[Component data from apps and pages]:
※ ※ ※
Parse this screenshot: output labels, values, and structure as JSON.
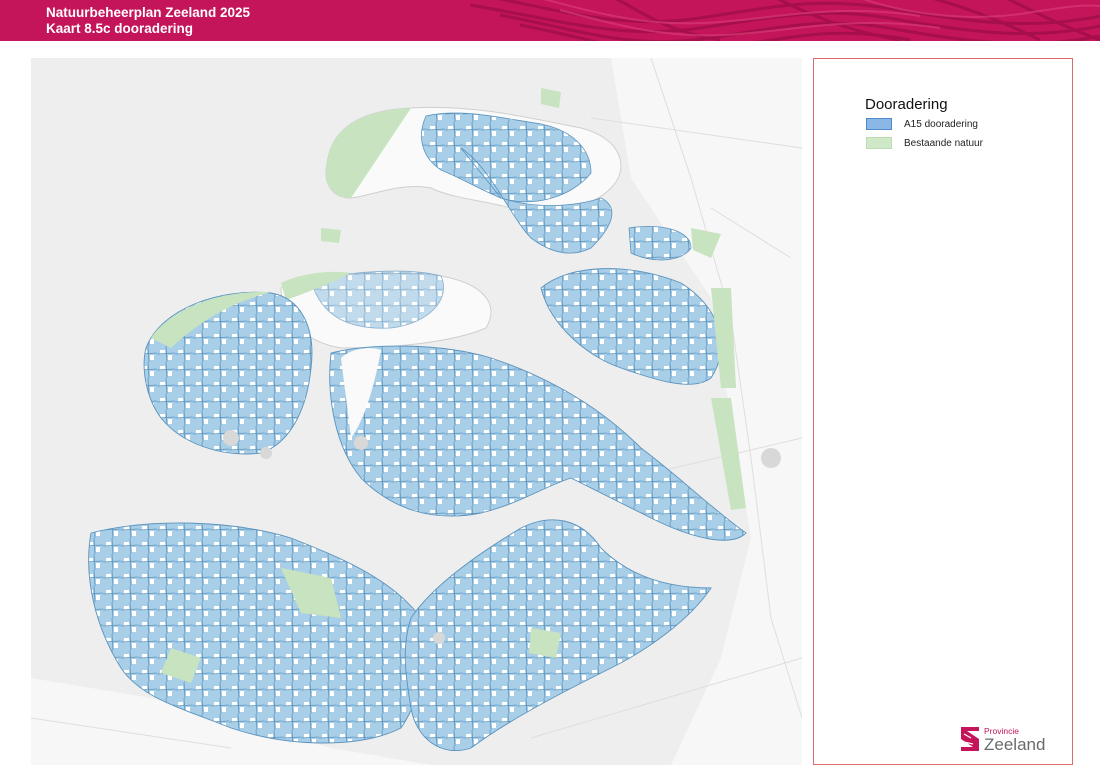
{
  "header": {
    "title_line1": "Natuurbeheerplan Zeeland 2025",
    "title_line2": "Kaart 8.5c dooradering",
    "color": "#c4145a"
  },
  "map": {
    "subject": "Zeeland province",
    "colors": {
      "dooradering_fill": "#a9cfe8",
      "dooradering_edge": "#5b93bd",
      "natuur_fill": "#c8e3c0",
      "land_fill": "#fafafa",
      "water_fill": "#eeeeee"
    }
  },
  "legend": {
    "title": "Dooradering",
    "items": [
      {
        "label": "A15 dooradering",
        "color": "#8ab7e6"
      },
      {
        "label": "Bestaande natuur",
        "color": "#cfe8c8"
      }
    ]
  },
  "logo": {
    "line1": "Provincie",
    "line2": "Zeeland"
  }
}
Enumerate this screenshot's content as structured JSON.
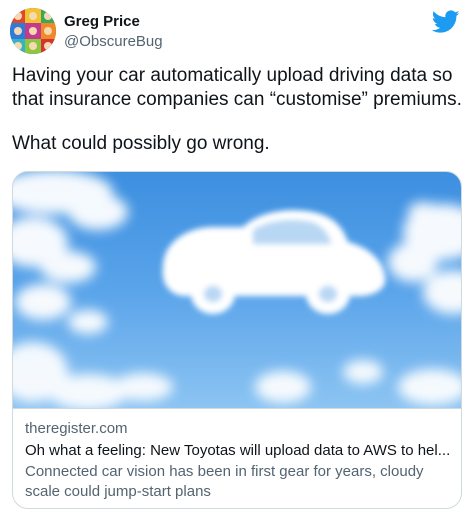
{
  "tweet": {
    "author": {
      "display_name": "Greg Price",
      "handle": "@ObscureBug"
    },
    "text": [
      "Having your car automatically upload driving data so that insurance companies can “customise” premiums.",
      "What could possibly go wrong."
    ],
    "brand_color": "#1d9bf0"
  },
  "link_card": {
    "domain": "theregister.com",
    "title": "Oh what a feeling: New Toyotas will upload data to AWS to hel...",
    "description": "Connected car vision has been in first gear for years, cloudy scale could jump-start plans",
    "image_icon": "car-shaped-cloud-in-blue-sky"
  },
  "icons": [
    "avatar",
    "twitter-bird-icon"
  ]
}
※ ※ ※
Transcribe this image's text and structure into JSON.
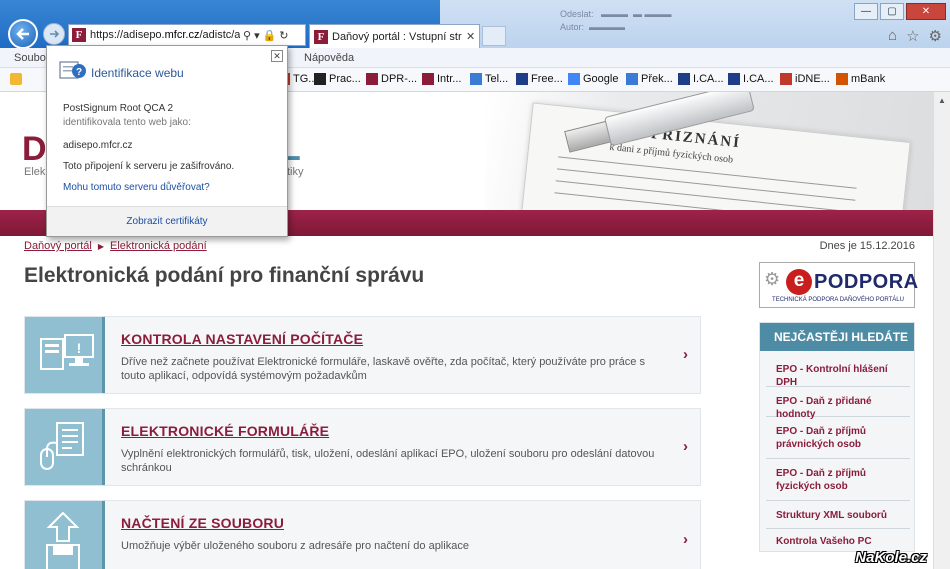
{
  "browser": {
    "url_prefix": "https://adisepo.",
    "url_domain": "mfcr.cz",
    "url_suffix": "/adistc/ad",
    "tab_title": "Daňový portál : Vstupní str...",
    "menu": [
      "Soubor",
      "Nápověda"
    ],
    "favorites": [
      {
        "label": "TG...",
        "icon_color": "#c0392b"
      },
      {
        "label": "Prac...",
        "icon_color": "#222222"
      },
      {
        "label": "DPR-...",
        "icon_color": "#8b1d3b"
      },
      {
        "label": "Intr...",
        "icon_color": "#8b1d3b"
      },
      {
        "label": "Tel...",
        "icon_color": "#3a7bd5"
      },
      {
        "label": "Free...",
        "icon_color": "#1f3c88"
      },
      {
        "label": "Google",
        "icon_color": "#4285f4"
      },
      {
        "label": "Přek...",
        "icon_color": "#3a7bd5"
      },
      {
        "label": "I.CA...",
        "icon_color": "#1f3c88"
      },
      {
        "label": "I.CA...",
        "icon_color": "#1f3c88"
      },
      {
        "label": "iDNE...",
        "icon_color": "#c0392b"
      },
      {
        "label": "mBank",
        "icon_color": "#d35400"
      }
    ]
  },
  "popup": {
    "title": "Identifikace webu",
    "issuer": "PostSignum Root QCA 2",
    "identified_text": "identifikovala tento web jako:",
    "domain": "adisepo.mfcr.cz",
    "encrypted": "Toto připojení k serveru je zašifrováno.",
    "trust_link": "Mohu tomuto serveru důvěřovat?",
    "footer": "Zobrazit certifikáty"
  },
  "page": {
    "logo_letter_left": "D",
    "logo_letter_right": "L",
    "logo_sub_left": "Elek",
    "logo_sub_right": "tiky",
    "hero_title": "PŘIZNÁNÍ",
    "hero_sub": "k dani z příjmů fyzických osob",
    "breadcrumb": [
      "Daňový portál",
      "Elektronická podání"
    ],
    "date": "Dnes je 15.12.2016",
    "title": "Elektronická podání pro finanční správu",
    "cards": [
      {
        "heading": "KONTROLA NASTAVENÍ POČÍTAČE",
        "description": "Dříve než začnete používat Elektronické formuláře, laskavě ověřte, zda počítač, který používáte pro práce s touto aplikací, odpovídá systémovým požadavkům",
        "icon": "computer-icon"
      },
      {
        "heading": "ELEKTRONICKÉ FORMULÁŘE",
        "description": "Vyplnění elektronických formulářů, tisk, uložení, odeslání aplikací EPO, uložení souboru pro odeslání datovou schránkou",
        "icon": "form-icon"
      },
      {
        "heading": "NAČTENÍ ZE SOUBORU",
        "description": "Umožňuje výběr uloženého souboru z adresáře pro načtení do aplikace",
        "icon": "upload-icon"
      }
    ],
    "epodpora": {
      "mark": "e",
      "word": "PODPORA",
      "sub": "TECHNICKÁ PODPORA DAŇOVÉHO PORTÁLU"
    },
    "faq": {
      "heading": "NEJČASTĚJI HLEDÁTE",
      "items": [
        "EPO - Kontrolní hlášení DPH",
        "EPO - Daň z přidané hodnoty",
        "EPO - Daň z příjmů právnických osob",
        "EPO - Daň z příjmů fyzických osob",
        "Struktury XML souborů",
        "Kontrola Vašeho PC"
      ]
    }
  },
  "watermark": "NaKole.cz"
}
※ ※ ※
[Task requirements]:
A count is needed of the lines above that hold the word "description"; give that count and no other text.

[Response]:
4